The answer must consist of every line below containing "Windows".

### GIVEN ENTRIES

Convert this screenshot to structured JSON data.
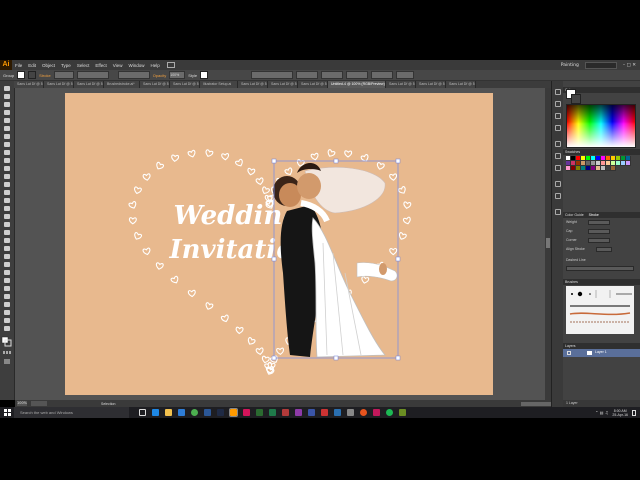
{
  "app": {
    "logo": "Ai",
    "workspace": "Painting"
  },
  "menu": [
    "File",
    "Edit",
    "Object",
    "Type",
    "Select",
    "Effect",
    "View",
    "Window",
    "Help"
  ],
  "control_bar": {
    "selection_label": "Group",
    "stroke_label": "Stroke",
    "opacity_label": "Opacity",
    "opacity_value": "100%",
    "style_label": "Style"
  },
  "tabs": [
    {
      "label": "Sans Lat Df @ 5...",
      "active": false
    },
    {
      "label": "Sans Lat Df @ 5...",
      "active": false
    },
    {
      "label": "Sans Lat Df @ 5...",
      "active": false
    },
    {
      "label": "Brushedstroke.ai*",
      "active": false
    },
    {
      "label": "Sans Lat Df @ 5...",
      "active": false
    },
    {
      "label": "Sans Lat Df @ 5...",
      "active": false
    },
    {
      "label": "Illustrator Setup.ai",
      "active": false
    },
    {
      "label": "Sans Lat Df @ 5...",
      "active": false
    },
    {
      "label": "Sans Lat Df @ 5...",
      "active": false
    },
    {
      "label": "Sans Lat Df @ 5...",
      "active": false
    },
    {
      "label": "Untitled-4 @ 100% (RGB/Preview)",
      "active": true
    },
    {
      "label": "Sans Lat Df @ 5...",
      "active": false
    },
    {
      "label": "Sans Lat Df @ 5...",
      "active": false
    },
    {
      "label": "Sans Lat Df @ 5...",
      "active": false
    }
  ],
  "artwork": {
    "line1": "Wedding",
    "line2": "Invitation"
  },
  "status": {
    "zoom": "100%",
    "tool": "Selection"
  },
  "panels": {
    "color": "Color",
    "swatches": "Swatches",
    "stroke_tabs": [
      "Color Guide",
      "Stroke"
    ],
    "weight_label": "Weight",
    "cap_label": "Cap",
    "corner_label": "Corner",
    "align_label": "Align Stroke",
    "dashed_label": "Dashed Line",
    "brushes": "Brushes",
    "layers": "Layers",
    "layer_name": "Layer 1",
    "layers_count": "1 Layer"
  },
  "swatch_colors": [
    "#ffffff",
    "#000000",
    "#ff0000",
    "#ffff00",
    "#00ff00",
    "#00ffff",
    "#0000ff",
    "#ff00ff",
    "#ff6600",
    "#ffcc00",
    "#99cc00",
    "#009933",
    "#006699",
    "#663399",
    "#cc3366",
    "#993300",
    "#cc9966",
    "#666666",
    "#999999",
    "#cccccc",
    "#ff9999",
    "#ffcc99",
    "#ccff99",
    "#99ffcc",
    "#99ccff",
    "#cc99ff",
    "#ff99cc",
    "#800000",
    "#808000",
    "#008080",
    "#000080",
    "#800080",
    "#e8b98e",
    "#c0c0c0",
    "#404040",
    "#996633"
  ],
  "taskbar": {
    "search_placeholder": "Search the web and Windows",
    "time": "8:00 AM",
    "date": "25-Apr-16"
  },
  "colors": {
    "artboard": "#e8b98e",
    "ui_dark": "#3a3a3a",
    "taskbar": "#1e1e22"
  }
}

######
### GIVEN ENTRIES

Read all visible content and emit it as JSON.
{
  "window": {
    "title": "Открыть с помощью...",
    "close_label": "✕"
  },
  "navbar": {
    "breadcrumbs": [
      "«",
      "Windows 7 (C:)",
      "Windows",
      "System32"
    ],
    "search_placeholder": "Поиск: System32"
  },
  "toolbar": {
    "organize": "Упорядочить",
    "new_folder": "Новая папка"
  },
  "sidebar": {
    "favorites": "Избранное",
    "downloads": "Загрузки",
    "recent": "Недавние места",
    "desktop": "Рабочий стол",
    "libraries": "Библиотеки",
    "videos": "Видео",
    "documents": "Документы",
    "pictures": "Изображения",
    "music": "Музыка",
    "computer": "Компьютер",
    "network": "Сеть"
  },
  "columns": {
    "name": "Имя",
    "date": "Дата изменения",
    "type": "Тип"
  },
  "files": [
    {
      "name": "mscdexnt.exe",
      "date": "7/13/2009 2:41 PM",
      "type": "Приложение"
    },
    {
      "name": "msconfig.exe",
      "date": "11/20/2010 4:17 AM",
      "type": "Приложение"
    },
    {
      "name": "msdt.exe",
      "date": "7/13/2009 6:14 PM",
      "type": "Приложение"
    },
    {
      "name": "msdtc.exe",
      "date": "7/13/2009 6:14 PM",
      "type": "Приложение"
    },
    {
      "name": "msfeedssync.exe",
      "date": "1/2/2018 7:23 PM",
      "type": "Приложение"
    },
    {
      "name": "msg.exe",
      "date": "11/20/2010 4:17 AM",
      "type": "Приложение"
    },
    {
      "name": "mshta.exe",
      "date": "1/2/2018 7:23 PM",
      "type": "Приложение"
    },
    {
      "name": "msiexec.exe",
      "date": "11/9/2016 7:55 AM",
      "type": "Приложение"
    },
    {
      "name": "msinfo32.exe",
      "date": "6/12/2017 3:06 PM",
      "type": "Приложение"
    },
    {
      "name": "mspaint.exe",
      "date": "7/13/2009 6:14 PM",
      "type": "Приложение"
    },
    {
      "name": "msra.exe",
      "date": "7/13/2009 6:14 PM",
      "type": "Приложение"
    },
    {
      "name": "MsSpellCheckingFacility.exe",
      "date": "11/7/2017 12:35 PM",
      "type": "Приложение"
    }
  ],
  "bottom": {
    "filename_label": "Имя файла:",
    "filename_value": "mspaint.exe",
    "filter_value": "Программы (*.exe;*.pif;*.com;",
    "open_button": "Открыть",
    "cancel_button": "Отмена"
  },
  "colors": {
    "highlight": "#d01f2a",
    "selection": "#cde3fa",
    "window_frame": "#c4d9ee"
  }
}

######

### SOLVED PROBLEM
    "search_placeholder": "Search the web and Windows",
      "Windows 7 (C:)",
      "Windows",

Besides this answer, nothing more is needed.